* _Work request_
Retype all of the lines below with no changes.

(Excerpts from an interface dataset)
_ _ _ _

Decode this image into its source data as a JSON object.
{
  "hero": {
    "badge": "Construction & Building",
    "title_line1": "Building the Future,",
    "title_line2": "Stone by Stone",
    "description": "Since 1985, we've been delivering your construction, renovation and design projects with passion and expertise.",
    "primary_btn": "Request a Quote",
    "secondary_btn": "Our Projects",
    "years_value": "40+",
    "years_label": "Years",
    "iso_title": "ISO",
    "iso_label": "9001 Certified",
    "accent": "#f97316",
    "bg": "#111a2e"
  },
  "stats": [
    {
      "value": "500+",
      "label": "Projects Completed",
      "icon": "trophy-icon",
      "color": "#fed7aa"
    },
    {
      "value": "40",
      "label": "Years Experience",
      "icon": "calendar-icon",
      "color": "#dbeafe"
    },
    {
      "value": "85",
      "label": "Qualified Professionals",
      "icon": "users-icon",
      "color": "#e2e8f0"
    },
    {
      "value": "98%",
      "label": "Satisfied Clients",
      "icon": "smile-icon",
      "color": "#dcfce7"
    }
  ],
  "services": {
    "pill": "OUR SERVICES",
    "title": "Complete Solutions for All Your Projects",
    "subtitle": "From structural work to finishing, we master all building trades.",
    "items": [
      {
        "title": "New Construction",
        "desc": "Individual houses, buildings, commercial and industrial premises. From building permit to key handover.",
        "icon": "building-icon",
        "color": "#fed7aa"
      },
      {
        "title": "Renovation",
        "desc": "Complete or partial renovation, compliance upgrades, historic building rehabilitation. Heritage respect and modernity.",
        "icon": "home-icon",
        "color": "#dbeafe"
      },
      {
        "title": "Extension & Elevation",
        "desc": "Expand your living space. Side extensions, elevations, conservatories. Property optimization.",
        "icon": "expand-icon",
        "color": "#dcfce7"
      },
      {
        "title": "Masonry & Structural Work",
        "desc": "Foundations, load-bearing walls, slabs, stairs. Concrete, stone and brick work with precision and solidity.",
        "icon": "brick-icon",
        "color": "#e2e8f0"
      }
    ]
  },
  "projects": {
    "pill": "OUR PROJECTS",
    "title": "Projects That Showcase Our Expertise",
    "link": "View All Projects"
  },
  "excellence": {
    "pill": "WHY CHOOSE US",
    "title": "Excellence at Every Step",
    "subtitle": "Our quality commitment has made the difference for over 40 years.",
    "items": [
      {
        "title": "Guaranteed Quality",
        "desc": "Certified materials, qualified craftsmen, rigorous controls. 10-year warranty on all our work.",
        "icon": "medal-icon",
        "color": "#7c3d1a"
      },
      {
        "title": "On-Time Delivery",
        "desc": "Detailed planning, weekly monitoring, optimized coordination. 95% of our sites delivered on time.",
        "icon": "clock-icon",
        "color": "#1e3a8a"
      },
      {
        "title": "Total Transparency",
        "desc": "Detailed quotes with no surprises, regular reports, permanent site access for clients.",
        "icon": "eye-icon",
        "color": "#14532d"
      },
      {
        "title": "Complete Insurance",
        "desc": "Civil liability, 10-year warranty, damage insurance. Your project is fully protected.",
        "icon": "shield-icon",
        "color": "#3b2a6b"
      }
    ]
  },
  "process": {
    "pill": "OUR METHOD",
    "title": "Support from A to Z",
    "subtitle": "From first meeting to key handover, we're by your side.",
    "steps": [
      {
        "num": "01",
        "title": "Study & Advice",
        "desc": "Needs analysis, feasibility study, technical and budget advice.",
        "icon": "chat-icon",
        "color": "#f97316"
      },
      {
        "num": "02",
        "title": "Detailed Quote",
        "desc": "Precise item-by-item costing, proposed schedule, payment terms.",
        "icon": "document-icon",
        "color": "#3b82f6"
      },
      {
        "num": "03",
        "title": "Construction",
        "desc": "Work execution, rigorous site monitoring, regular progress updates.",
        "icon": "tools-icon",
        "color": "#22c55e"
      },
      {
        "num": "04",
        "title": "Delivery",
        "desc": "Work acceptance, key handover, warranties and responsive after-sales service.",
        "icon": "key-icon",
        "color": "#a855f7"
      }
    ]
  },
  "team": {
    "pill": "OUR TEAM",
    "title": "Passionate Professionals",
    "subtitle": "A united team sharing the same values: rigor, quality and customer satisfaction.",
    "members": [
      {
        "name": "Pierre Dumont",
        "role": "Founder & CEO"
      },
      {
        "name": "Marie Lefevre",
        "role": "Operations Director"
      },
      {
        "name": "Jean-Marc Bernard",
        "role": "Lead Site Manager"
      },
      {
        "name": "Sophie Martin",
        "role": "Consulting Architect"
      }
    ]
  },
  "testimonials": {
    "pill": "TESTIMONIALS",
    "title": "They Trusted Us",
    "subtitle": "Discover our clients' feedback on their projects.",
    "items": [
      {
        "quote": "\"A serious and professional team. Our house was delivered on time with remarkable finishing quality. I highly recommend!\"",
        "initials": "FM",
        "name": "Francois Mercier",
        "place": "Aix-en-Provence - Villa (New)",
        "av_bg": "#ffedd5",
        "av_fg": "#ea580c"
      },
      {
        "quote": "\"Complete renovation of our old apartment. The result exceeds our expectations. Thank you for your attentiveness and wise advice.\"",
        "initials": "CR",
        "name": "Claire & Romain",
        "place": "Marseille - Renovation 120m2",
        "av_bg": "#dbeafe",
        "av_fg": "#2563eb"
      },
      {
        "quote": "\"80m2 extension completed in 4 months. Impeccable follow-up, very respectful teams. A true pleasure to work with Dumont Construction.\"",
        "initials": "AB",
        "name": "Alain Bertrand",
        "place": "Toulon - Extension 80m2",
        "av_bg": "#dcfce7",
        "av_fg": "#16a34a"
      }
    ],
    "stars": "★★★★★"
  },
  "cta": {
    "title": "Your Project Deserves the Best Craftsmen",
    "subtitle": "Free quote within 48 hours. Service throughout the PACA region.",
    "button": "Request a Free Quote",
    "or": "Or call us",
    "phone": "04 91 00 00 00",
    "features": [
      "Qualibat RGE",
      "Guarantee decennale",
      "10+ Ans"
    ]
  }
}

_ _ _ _

* _Response below_
Decode this image into its source data as a JSON object.
{
  "hero": {
    "badge": "Construction & Building",
    "title_line1": "Building the Future,",
    "title_line2": "Stone by Stone",
    "description": "Since 1985, we've been delivering your construction, renovation and design projects with passion and expertise.",
    "primary_btn": "Request a Quote",
    "secondary_btn": "Our Projects",
    "years_value": "40+",
    "years_label": "Years",
    "iso_title": "ISO",
    "iso_label": "9001 Certified",
    "accent": "#f97316",
    "bg": "#111a2e"
  },
  "stats": [
    {
      "value": "500+",
      "label": "Projects Completed",
      "icon": "trophy-icon",
      "color": "#fed7aa"
    },
    {
      "value": "40",
      "label": "Years Experience",
      "icon": "calendar-icon",
      "color": "#dbeafe"
    },
    {
      "value": "85",
      "label": "Qualified Professionals",
      "icon": "users-icon",
      "color": "#e2e8f0"
    },
    {
      "value": "98%",
      "label": "Satisfied Clients",
      "icon": "smile-icon",
      "color": "#dcfce7"
    }
  ],
  "services": {
    "pill": "OUR SERVICES",
    "title": "Complete Solutions for All Your Projects",
    "subtitle": "From structural work to finishing, we master all building trades.",
    "items": [
      {
        "title": "New Construction",
        "desc": "Individual houses, buildings, commercial and industrial premises. From building permit to key handover.",
        "icon": "building-icon",
        "color": "#fed7aa"
      },
      {
        "title": "Renovation",
        "desc": "Complete or partial renovation, compliance upgrades, historic building rehabilitation. Heritage respect and modernity.",
        "icon": "home-icon",
        "color": "#dbeafe"
      },
      {
        "title": "Extension & Elevation",
        "desc": "Expand your living space. Side extensions, elevations, conservatories. Property optimization.",
        "icon": "expand-icon",
        "color": "#dcfce7"
      },
      {
        "title": "Masonry & Structural Work",
        "desc": "Foundations, load-bearing walls, slabs, stairs. Concrete, stone and brick work with precision and solidity.",
        "icon": "brick-icon",
        "color": "#e2e8f0"
      }
    ]
  },
  "projects": {
    "pill": "OUR PROJECTS",
    "title": "Projects That Showcase Our Expertise",
    "link": "View All Projects"
  },
  "excellence": {
    "pill": "WHY CHOOSE US",
    "title": "Excellence at Every Step",
    "subtitle": "Our quality commitment has made the difference for over 40 years.",
    "items": [
      {
        "title": "Guaranteed Quality",
        "desc": "Certified materials, qualified craftsmen, rigorous controls. 10-year warranty on all our work.",
        "icon": "medal-icon",
        "color": "#7c3d1a"
      },
      {
        "title": "On-Time Delivery",
        "desc": "Detailed planning, weekly monitoring, optimized coordination. 95% of our sites delivered on time.",
        "icon": "clock-icon",
        "color": "#1e3a8a"
      },
      {
        "title": "Total Transparency",
        "desc": "Detailed quotes with no surprises, regular reports, permanent site access for clients.",
        "icon": "eye-icon",
        "color": "#14532d"
      },
      {
        "title": "Complete Insurance",
        "desc": "Civil liability, 10-year warranty, damage insurance. Your project is fully protected.",
        "icon": "shield-icon",
        "color": "#3b2a6b"
      }
    ]
  },
  "process": {
    "pill": "OUR METHOD",
    "title": "Support from A to Z",
    "subtitle": "From first meeting to key handover, we're by your side.",
    "steps": [
      {
        "num": "01",
        "title": "Study & Advice",
        "desc": "Needs analysis, feasibility study, technical and budget advice.",
        "icon": "chat-icon",
        "color": "#f97316"
      },
      {
        "num": "02",
        "title": "Detailed Quote",
        "desc": "Precise item-by-item costing, proposed schedule, payment terms.",
        "icon": "document-icon",
        "color": "#3b82f6"
      },
      {
        "num": "03",
        "title": "Construction",
        "desc": "Work execution, rigorous site monitoring, regular progress updates.",
        "icon": "tools-icon",
        "color": "#22c55e"
      },
      {
        "num": "04",
        "title": "Delivery",
        "desc": "Work acceptance, key handover, warranties and responsive after-sales service.",
        "icon": "key-icon",
        "color": "#a855f7"
      }
    ]
  },
  "team": {
    "pill": "OUR TEAM",
    "title": "Passionate Professionals",
    "subtitle": "A united team sharing the same values: rigor, quality and customer satisfaction.",
    "members": [
      {
        "name": "Pierre Dumont",
        "role": "Founder & CEO"
      },
      {
        "name": "Marie Lefevre",
        "role": "Operations Director"
      },
      {
        "name": "Jean-Marc Bernard",
        "role": "Lead Site Manager"
      },
      {
        "name": "Sophie Martin",
        "role": "Consulting Architect"
      }
    ]
  },
  "testimonials": {
    "pill": "TESTIMONIALS",
    "title": "They Trusted Us",
    "subtitle": "Discover our clients' feedback on their projects.",
    "items": [
      {
        "quote": "\"A serious and professional team. Our house was delivered on time with remarkable finishing quality. I highly recommend!\"",
        "initials": "FM",
        "name": "Francois Mercier",
        "place": "Aix-en-Provence - Villa (New)",
        "av_bg": "#ffedd5",
        "av_fg": "#ea580c"
      },
      {
        "quote": "\"Complete renovation of our old apartment. The result exceeds our expectations. Thank you for your attentiveness and wise advice.\"",
        "initials": "CR",
        "name": "Claire & Romain",
        "place": "Marseille - Renovation 120m2",
        "av_bg": "#dbeafe",
        "av_fg": "#2563eb"
      },
      {
        "quote": "\"80m2 extension completed in 4 months. Impeccable follow-up, very respectful teams. A true pleasure to work with Dumont Construction.\"",
        "initials": "AB",
        "name": "Alain Bertrand",
        "place": "Toulon - Extension 80m2",
        "av_bg": "#dcfce7",
        "av_fg": "#16a34a"
      }
    ],
    "stars": "★★★★★"
  },
  "cta": {
    "title": "Your Project Deserves the Best Craftsmen",
    "subtitle": "Free quote within 48 hours. Service throughout the PACA region.",
    "button": "Request a Free Quote",
    "or": "Or call us",
    "phone": "04 91 00 00 00",
    "features": [
      "Qualibat RGE",
      "Guarantee decennale",
      "10+ Ans"
    ]
  }
}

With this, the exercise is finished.